By Thursday evening, Daley was getting a bit of both amid a torrent of complaints both great and small at the first public hearing as his administration crafts next year's city budget, his last as mayor.
More than 300 people packed a ballroom at the South Shore Cultural Center and applauded Daley before offering him input as he tries to close a record $655 million shortfall.
Lincoln Park resident Allan Mellis called on Daley to reconsider his decision not to seek re-election next year. "Mr. Mayor, I want to thank you for your vision for the city of Chicago and all that you have done to see that vision has become a reality," he said.

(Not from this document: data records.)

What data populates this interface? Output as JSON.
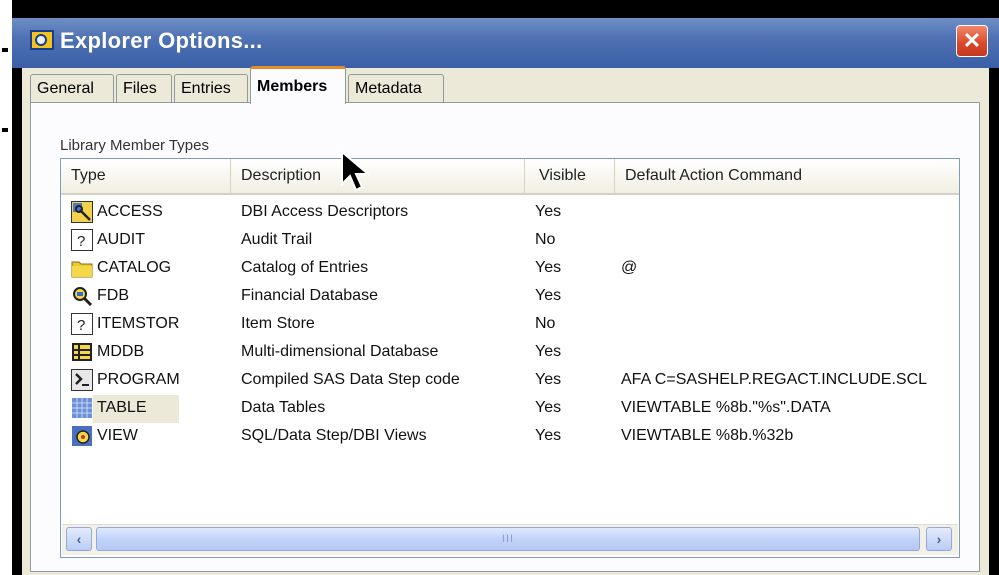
{
  "window": {
    "title": "Explorer Options...",
    "close_symbol": "✕"
  },
  "tabs": [
    {
      "label": "General",
      "active": false
    },
    {
      "label": "Files",
      "active": false
    },
    {
      "label": "Entries",
      "active": false
    },
    {
      "label": "Members",
      "active": true
    },
    {
      "label": "Metadata",
      "active": false
    }
  ],
  "group_label": "Library Member Types",
  "columns": [
    "Type",
    "Description",
    "Visible",
    "Default Action Command"
  ],
  "rows": [
    {
      "type": "ACCESS",
      "description": "DBI Access Descriptors",
      "visible": "Yes",
      "command": "",
      "icon": "key-icon"
    },
    {
      "type": "AUDIT",
      "description": "Audit Trail",
      "visible": "No",
      "command": "",
      "icon": "question-icon"
    },
    {
      "type": "CATALOG",
      "description": "Catalog of Entries",
      "visible": "Yes",
      "command": "@",
      "icon": "folder-icon"
    },
    {
      "type": "FDB",
      "description": "Financial Database",
      "visible": "Yes",
      "command": "",
      "icon": "magnifier-icon"
    },
    {
      "type": "ITEMSTOR",
      "description": "Item Store",
      "visible": "No",
      "command": "",
      "icon": "question-icon"
    },
    {
      "type": "MDDB",
      "description": "Multi-dimensional Database",
      "visible": "Yes",
      "command": "",
      "icon": "cube-icon"
    },
    {
      "type": "PROGRAM",
      "description": "Compiled SAS Data Step code",
      "visible": "Yes",
      "command": "AFA C=SASHELP.REGACT.INCLUDE.SCL",
      "icon": "program-icon"
    },
    {
      "type": "TABLE",
      "description": "Data Tables",
      "visible": "Yes",
      "command": "VIEWTABLE %8b.\"%s\".DATA",
      "icon": "table-icon",
      "selected": true
    },
    {
      "type": "VIEW",
      "description": "SQL/Data Step/DBI Views",
      "visible": "Yes",
      "command": "VIEWTABLE %8b.%32b",
      "icon": "view-icon"
    }
  ],
  "scrollbar": {
    "left_arrow": "‹",
    "right_arrow": "›",
    "grip": "III"
  },
  "colors": {
    "titlebar": "#4f72b4",
    "close": "#d9472a",
    "tab_highlight": "#e68b2c",
    "dialog_bg": "#ece9d8"
  }
}
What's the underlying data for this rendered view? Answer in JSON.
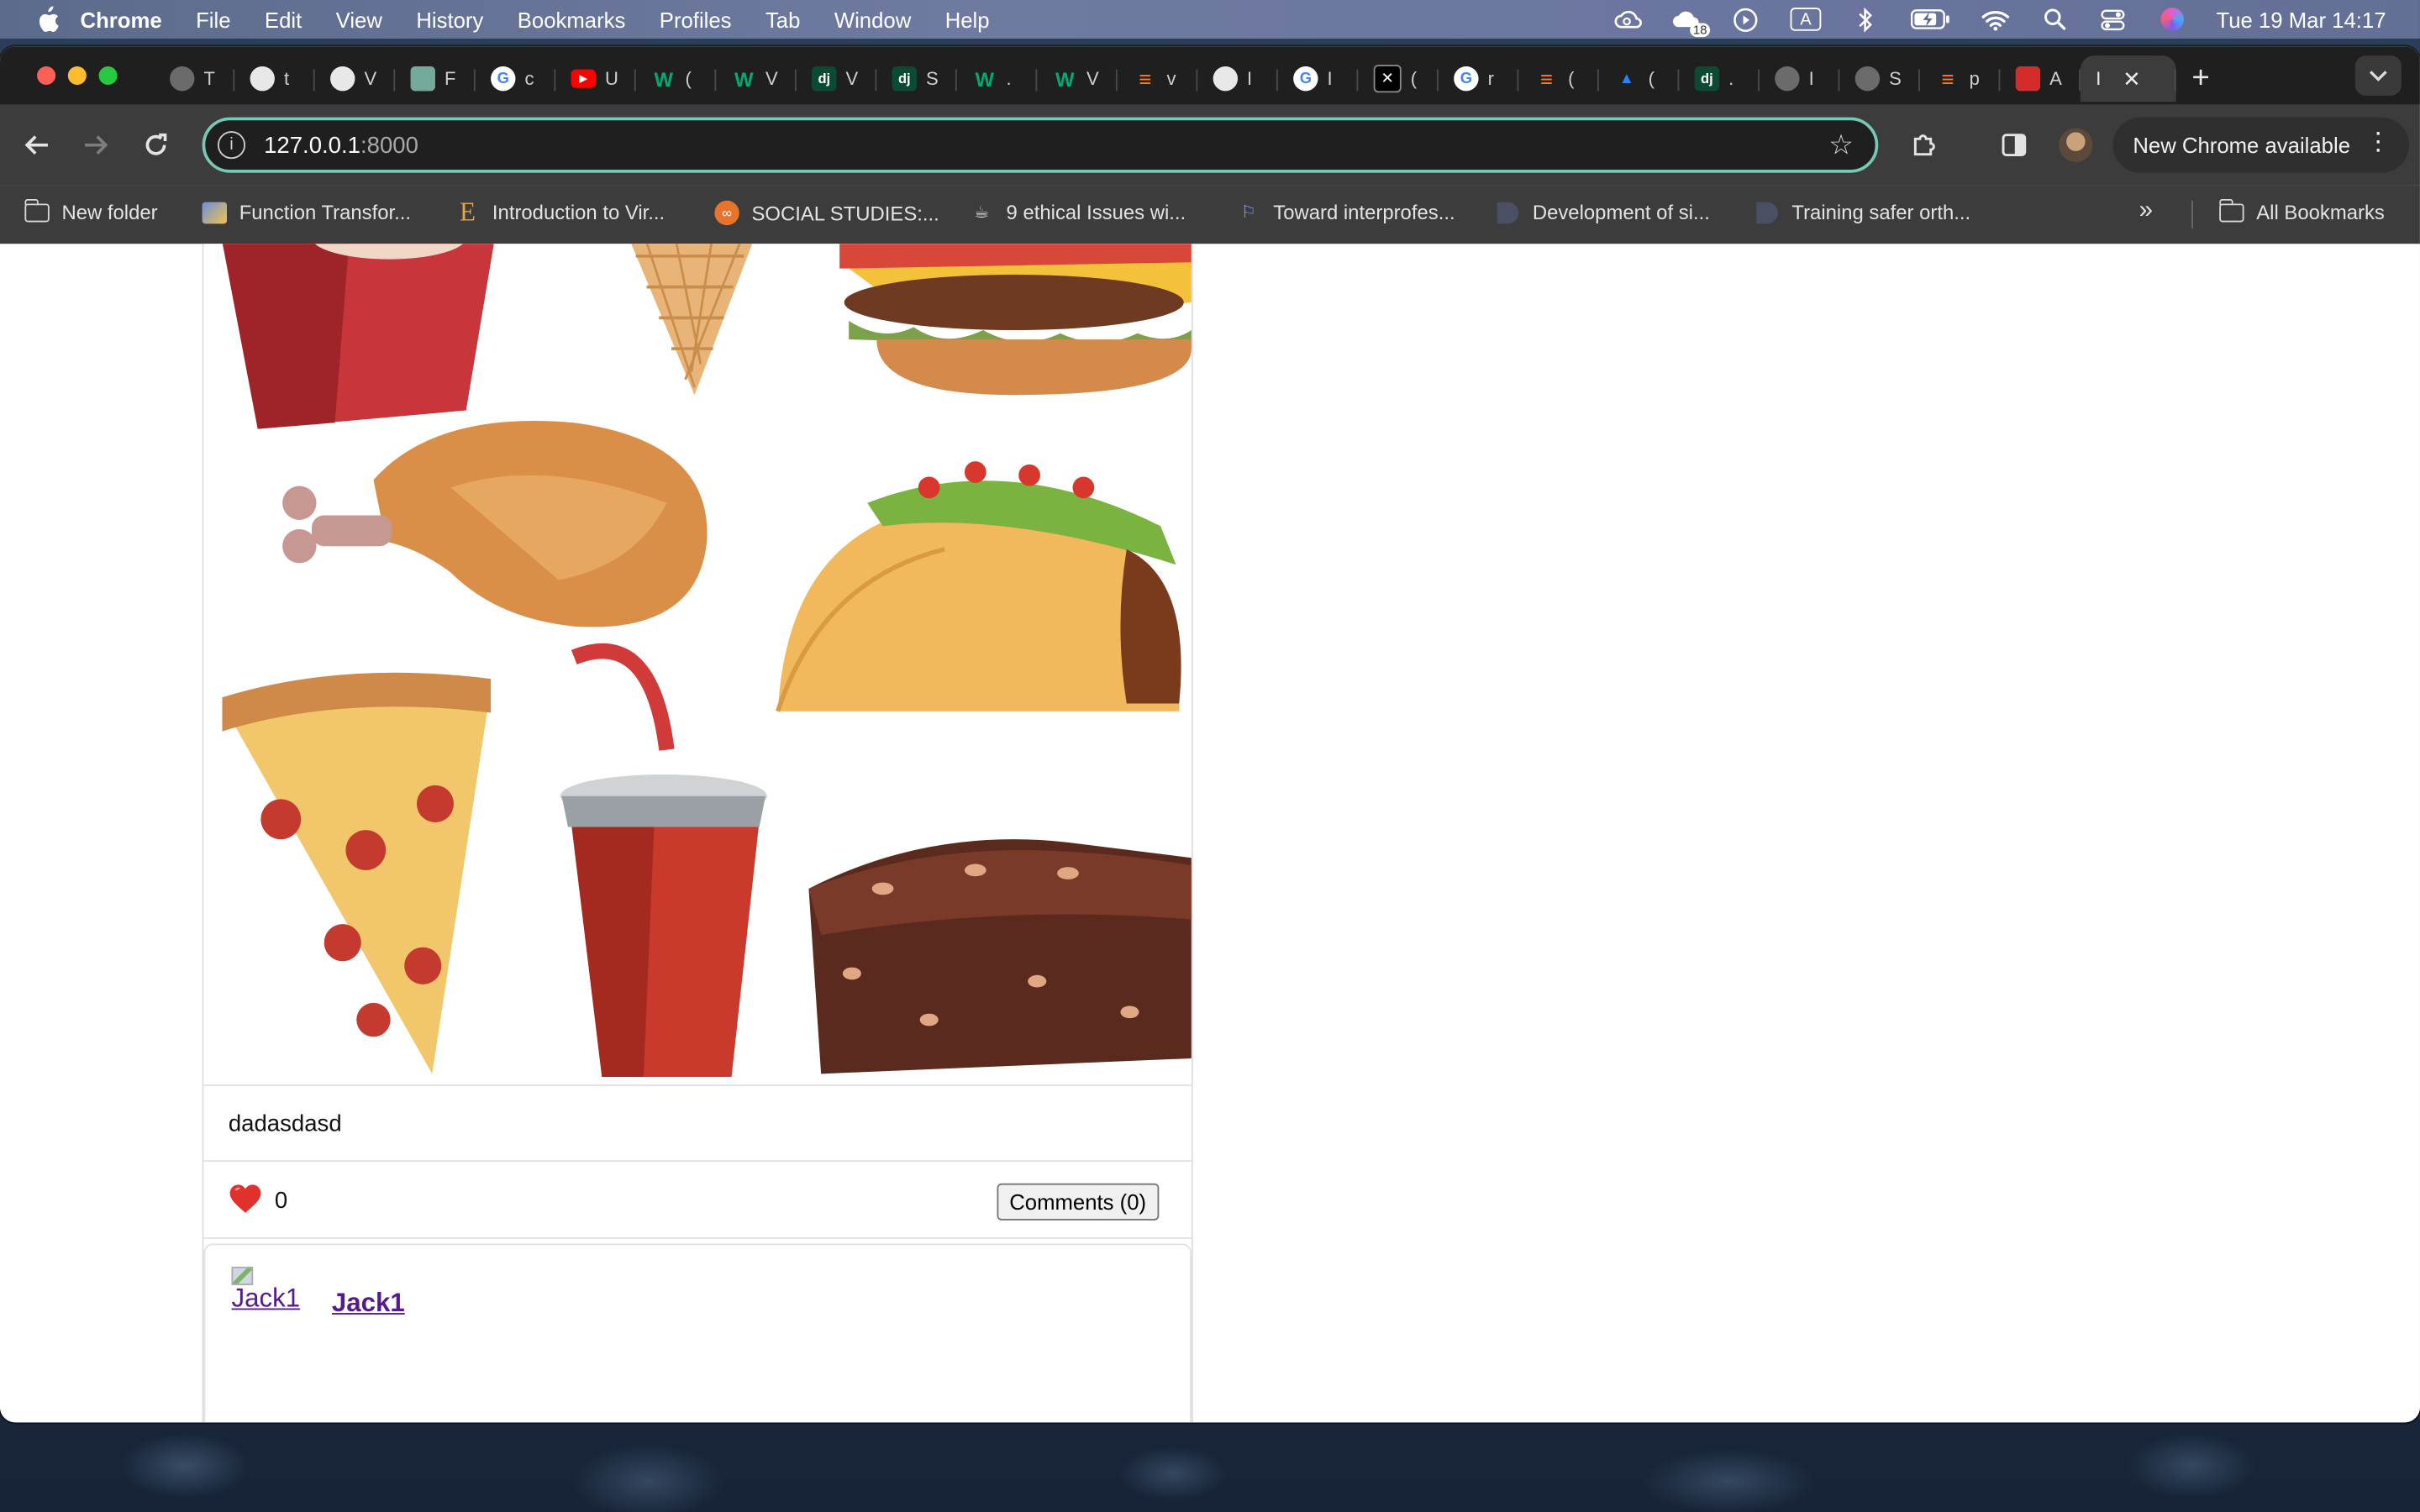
{
  "menubar": {
    "app": "Chrome",
    "items": [
      "File",
      "Edit",
      "View",
      "History",
      "Bookmarks",
      "Profiles",
      "Tab",
      "Window",
      "Help"
    ],
    "status_icons": [
      "creative-cloud-icon",
      "notification-badge-icon",
      "play-icon",
      "keyboard-input-icon",
      "bluetooth-icon",
      "battery-icon",
      "wifi-icon",
      "spotlight-icon",
      "control-center-icon",
      "siri-icon"
    ],
    "notification_count": "18",
    "input_source": "A",
    "clock": "Tue 19 Mar  14:17"
  },
  "tabs": [
    {
      "icon": "globe-icon",
      "letter": "T",
      "color": "#6b6b6b"
    },
    {
      "icon": "github-icon",
      "letter": "t",
      "color": "#e8e8e8"
    },
    {
      "icon": "github-icon",
      "letter": "V",
      "color": "#e8e8e8"
    },
    {
      "icon": "chatgpt-icon",
      "letter": "F",
      "color": "#74aa9c"
    },
    {
      "icon": "google-icon",
      "letter": "c",
      "color": "#ffffff"
    },
    {
      "icon": "youtube-icon",
      "letter": "U",
      "color": "#ff0000"
    },
    {
      "icon": "w3schools-icon",
      "letter": "(",
      "color": "#04aa6d"
    },
    {
      "icon": "w3schools-icon",
      "letter": "V",
      "color": "#04aa6d"
    },
    {
      "icon": "django-icon",
      "letter": "V",
      "color": "#0c4b33"
    },
    {
      "icon": "django-icon",
      "letter": "S",
      "color": "#0c4b33"
    },
    {
      "icon": "w3schools-icon",
      "letter": ".",
      "color": "#04aa6d"
    },
    {
      "icon": "w3schools-icon",
      "letter": "V",
      "color": "#04aa6d"
    },
    {
      "icon": "stackoverflow-icon",
      "letter": "v",
      "color": "#f48024"
    },
    {
      "icon": "chrome-icon",
      "letter": "I",
      "color": "#e8e8e8"
    },
    {
      "icon": "google-icon",
      "letter": "I",
      "color": "#ffffff"
    },
    {
      "icon": "x-icon",
      "letter": "(",
      "color": "#000000"
    },
    {
      "icon": "google-icon",
      "letter": "r",
      "color": "#ffffff"
    },
    {
      "icon": "stackoverflow-icon",
      "letter": "(",
      "color": "#f48024"
    },
    {
      "icon": "atlassian-icon",
      "letter": "(",
      "color": "#2684ff"
    },
    {
      "icon": "django-icon",
      "letter": ".",
      "color": "#0c4b33"
    },
    {
      "icon": "globe-icon",
      "letter": "I",
      "color": "#6b6b6b"
    },
    {
      "icon": "globe-icon",
      "letter": "S",
      "color": "#6b6b6b"
    },
    {
      "icon": "stackoverflow-icon",
      "letter": "p",
      "color": "#f48024"
    },
    {
      "icon": "apple-red-icon",
      "letter": "A",
      "color": "#d42b2b"
    }
  ],
  "active_tab": {
    "letter": "I"
  },
  "toolbar": {
    "url_host": "127.0.0.1",
    "url_port": ":8000",
    "update_label": "New Chrome available"
  },
  "bookmarks": [
    {
      "label": "New folder",
      "icon": "folder-icon"
    },
    {
      "label": "Function Transfor...",
      "icon": "page-icon"
    },
    {
      "label": "Introduction to Vir...",
      "icon": "e-logo-icon"
    },
    {
      "label": "SOCIAL STUDIES:...",
      "icon": "orange-circle-icon"
    },
    {
      "label": "9 ethical Issues wi...",
      "icon": "coffee-icon"
    },
    {
      "label": "Toward interprofes...",
      "icon": "bookmark-icon"
    },
    {
      "label": "Development of si...",
      "icon": "dark-page-icon"
    },
    {
      "label": "Training safer orth...",
      "icon": "dark-page-icon"
    }
  ],
  "all_bookmarks_label": "All Bookmarks",
  "post": {
    "image_alt": "fast-food-illustration",
    "caption": "dadasdasd",
    "like_count": "0",
    "comments_label": "Comments (0)",
    "author_image_alt": "Jack1",
    "author_name": "Jack1"
  },
  "colors": {
    "accent_focus": "#77c8b6",
    "link_visited": "#551a8b",
    "heart": "#e0312d"
  }
}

Mellis then asked the mayor to bring back the July 3 Grant Park fireworks and restore longer hours at public library branches, both casualties of budget cuts.
Police issues also were on people's minds after high-profile summer violence.
Park Manor resident Ted Seals reacted angrily to Daley's call for somebody to step forward to help solve the slaying of police Officer Michael Bailey. "How dare you?" Seals said, his voice rising as he stood at the microphone in front of the mayor. "For 11 years, we've begged you to do something about the rising violence in Park Manor."
When one man drew raucous applause after calling for police Supt. Jody Weis' immediate resignation, the mayor asked the crowd to calm down. "Come on now, be serious," said Daley, with Weis sitting immediately to his right.
Others came with more prosaic concerns, such as Christina Patterson of the Chatham neighborhood. She drew applause when she said the neighborhood wants people ticketed for not picking up after their dogs. She also called on the city to install catch basins and new curbs and sidewalks to prevent flooding.
The other two public hearings will be held -- Friday at Westinghouse College Preparatory High School, 3223 W. Franklin Blvd., and Sept. 16 at North-Grand High School, 4338 W. Wabansia Ave.
Daley will present a spending plan to the City Council in October. Aldermen must then approve a budget by December. All of it will play out against a political backdrop of Daley not seeking re-election in February and the alderman's job up in each of Chicago's 50 wards.
Earlier on Thursday, Daley again said he would not endorse anyone in the contest to succeed him. Before a crowd that included many Latinos, the mayor touched on the subject of ethnic and racial political rivalries, saying it was OK that people tend to back others like themselves.
"People are naturally proud, and there's nothing wrong with people saying I like to identify with that individual who they believe is well-qualified and can speak on behalf of not only the Latino community, but on behalf of the entire city," Daley said. "In the end result, what everybody wants is an individual that will be as passionate as anyone else, as committed and hardworking."